BEGIN

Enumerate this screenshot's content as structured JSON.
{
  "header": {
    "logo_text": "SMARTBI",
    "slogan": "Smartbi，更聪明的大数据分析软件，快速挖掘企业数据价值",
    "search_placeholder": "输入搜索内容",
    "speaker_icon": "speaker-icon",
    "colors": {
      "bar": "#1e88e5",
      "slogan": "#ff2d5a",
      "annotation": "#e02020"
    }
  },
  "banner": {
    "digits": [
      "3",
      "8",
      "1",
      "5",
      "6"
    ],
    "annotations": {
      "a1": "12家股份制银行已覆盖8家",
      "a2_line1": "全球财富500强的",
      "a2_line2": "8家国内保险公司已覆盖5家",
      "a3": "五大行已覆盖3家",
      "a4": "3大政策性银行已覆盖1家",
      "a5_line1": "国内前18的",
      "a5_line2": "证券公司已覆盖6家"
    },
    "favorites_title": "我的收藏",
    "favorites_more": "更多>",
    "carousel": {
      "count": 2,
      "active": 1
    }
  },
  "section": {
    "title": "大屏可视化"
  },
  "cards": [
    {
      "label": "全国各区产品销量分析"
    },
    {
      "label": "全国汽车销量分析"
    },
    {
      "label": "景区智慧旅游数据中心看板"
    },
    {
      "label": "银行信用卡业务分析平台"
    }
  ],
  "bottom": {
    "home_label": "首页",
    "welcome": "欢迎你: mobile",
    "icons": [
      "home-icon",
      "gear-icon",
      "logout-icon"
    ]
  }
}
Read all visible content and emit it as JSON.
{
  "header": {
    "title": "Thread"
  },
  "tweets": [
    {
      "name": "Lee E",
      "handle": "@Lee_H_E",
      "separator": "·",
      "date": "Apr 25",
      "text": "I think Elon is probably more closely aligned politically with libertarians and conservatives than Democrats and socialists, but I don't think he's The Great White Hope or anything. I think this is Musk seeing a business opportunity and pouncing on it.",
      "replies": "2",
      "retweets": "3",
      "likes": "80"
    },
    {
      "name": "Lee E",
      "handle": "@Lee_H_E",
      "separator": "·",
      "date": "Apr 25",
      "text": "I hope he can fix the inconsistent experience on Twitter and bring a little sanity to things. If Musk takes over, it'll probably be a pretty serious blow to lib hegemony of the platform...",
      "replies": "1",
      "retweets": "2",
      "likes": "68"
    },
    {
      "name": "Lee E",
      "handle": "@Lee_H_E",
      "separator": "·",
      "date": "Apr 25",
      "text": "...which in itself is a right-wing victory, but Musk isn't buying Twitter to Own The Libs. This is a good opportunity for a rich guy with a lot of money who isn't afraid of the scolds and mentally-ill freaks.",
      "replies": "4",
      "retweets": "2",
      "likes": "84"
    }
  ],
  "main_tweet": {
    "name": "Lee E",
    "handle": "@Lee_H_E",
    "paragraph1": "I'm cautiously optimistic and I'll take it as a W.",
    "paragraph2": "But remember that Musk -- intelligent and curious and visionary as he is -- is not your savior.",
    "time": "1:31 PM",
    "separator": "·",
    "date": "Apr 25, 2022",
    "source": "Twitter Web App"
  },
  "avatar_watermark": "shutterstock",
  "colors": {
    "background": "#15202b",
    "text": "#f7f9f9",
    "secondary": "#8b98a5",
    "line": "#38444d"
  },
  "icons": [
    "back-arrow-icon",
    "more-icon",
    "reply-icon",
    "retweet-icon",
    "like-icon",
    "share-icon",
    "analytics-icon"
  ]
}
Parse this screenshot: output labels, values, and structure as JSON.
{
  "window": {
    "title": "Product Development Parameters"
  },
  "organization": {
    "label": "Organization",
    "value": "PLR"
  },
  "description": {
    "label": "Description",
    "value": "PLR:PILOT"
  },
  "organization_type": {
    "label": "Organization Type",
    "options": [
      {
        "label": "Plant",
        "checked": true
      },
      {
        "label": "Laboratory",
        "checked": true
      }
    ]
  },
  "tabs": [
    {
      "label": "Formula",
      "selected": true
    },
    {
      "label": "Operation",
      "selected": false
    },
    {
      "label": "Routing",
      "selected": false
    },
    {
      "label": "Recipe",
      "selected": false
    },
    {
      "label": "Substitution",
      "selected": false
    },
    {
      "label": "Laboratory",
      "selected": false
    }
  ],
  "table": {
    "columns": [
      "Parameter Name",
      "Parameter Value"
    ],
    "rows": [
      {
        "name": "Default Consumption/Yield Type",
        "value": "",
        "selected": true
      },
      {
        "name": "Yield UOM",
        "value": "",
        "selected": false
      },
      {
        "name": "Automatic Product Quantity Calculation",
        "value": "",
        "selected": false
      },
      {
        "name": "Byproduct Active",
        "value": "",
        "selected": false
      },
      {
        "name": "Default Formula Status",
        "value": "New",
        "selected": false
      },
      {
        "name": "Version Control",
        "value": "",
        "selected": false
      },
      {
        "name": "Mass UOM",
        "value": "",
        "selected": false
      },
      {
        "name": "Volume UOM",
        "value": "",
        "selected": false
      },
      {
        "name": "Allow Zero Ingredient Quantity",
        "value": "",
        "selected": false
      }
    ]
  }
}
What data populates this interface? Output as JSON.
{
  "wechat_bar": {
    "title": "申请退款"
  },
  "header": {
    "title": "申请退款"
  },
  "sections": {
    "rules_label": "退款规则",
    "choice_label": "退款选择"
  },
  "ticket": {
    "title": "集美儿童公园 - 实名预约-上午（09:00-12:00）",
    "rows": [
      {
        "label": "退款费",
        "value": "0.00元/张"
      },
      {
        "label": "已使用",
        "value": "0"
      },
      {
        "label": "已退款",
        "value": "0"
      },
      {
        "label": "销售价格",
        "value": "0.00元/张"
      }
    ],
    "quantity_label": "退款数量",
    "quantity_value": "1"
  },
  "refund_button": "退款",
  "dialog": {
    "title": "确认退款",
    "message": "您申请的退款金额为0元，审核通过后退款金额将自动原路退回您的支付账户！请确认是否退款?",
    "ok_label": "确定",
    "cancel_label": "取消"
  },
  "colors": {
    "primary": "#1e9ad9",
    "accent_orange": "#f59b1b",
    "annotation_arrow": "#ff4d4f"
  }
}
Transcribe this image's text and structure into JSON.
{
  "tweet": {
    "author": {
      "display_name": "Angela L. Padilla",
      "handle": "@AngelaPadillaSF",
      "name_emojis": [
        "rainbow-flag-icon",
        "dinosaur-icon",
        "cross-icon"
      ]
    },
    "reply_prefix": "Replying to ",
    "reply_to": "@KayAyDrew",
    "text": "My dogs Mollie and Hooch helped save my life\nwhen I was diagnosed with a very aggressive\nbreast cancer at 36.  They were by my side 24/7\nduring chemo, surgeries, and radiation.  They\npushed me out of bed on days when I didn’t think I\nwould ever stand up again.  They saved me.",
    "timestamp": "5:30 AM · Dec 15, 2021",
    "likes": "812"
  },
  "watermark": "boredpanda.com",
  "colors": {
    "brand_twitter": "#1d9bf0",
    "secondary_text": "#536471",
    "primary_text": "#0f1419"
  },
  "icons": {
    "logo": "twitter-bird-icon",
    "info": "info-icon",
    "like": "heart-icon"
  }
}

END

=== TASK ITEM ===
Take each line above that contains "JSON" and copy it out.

=== COMPLETED EXERCISE ===
Enumerate this screenshot's content as structured JSON.
Read all visible content and emit it as JSON.
Parse this screenshot: output labels, values, and structure as JSON.
What data populates this interface? Output as JSON.
Transcribe this image's text and structure into JSON.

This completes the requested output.